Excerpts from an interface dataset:
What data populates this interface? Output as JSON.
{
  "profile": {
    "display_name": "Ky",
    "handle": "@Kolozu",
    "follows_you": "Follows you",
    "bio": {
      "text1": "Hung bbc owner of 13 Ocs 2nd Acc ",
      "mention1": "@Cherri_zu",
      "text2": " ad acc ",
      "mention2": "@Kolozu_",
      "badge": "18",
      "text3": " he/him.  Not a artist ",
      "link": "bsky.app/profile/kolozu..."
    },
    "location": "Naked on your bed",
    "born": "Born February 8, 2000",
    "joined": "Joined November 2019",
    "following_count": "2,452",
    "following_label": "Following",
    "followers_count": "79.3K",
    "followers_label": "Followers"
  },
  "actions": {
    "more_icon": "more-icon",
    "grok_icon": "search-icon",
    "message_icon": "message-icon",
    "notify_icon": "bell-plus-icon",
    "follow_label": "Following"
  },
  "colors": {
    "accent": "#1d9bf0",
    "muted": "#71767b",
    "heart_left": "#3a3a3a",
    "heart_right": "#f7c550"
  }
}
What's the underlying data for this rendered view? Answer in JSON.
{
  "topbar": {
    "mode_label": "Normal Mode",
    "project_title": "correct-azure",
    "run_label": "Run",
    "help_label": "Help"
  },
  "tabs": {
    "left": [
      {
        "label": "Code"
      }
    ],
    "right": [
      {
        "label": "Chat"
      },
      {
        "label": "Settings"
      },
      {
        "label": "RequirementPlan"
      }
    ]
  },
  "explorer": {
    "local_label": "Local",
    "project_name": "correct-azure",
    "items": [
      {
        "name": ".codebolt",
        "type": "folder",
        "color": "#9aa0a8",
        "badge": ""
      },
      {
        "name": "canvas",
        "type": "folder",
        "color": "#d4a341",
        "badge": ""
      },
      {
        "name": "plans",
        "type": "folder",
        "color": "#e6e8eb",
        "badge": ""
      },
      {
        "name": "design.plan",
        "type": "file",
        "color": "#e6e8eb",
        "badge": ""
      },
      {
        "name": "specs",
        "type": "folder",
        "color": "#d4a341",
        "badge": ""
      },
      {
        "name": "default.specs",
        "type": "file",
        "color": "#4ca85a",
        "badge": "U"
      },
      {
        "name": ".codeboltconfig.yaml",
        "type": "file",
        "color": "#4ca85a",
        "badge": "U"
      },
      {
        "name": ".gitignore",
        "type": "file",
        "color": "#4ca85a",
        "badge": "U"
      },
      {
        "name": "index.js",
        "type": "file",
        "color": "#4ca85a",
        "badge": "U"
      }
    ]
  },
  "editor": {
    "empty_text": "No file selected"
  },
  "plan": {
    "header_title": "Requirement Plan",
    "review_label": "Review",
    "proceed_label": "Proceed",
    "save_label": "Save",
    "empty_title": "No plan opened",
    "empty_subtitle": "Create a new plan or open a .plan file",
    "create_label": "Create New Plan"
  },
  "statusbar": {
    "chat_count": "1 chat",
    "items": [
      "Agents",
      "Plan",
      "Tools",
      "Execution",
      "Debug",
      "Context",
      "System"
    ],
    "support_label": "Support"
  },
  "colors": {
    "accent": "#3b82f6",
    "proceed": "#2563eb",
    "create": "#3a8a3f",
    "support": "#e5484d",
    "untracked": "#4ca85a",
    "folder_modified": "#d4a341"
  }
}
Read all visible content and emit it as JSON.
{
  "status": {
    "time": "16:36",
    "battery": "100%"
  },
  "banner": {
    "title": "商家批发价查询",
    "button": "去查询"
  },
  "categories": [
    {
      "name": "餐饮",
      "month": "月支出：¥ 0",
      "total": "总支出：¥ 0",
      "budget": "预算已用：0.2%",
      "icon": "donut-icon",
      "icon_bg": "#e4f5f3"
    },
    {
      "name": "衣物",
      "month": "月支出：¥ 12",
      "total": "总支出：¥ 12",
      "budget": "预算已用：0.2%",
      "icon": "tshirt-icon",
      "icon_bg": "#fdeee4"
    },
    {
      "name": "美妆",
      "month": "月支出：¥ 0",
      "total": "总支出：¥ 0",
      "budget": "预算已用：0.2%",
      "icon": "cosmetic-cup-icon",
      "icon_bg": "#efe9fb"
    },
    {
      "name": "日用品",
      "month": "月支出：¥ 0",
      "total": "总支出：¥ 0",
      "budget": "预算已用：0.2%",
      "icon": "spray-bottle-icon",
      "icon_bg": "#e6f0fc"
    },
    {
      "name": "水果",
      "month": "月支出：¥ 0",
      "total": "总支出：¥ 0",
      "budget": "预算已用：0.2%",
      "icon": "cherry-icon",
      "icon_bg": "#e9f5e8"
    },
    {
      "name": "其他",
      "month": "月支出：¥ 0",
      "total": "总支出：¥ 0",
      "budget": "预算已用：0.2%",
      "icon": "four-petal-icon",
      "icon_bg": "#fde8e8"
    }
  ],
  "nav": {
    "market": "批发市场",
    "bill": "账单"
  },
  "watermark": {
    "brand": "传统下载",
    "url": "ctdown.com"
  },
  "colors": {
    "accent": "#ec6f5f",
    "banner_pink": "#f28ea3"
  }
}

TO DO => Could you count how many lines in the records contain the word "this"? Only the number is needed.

RESPONSE BOX => 2